Now that we’ve covered the rosy part, with all the goodies clubbed together, let’s also take a closer look at some of the challenges that AMD and its shareholders could face going forward.
- First and foremost, as I’ve mentioned before, AMD has struggled to release its products in a timely manner in the past. The chipmaker usually takes its own sweet time to release its CPU or GPU line-ups. So if AMD is rushing the launch of its Vega cards, just so that it can compete with Nvidia’s top-end Pascal GPUs, it could backfire for the chipmaker. AMD needs to make sure that it doesn’t skimp on testing and sampling of its GPUs. Otherwise, AMD will have buggy cards on the market that could tarnish its reputation (even further?).
- More to the point, AMD products have also been known to be hyped before their launch. We saw this recently with the release of its Polaris GPUs and this might be the case with its Vega line-up as well. So I’d be relatively conservative regarding the touted performance gains for Vega, as shown in the chart above.
- Granted that Nvidia is scheduled to release its next-gen Volta cards in 2018. But if it see’s a credible threat from AMD, and projects a significant market share erosion, then Nvidia might move to advance the launch of its cards as well. That could potentially nullify AMD Vega’s competitive advantages, as mentioned above.
Putting it all together

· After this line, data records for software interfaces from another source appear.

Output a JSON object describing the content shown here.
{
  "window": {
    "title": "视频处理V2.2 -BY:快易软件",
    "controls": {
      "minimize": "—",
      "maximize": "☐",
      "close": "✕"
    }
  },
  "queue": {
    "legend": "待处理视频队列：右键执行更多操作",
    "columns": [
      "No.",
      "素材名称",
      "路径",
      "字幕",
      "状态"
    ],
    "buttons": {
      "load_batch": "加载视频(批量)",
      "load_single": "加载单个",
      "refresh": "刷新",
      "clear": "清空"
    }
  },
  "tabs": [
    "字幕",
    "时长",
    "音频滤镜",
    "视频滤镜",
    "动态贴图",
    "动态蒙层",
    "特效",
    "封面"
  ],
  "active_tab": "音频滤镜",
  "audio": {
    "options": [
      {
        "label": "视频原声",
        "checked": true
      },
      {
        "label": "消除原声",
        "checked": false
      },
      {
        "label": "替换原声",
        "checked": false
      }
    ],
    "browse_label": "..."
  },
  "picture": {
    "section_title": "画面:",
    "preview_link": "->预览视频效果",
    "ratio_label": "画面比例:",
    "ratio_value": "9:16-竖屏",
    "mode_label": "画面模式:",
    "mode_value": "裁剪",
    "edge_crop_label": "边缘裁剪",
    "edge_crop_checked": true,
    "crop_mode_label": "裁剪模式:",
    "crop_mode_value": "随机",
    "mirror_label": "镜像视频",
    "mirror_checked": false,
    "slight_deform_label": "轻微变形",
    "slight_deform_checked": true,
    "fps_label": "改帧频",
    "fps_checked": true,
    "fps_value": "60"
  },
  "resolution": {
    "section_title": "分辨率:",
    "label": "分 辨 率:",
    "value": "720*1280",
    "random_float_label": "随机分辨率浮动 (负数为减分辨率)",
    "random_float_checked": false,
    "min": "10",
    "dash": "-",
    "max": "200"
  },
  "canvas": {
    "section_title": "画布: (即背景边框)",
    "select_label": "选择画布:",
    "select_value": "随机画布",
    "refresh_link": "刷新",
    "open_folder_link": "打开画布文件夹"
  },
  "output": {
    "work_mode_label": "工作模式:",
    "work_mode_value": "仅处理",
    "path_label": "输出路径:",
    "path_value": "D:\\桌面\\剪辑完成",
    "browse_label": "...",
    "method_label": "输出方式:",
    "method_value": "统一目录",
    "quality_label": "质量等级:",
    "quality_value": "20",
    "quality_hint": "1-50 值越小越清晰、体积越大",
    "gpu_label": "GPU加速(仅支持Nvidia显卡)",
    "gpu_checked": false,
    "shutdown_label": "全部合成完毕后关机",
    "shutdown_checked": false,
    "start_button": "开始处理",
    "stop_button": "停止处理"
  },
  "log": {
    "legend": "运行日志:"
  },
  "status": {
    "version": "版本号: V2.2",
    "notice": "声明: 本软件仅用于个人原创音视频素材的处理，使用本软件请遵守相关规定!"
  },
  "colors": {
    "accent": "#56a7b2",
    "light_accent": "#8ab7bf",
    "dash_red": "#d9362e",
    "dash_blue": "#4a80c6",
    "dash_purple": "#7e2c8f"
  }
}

AMD has been beaten down so much that it doesn’t really need to beat Nvidia at this point in time to stage a successful financial turnaround. Even if AMD manages to capture an additional 5-10% share of the GPU market, its shares would explode. The chipmaker is finally coming out with products that could compete fiercely with Nvidia’s offerings, so I’m optimistic about its prospects. The advancement of Vega is another welcome move; it’s aforementioned pros appear to outweigh the cons by a huge margin.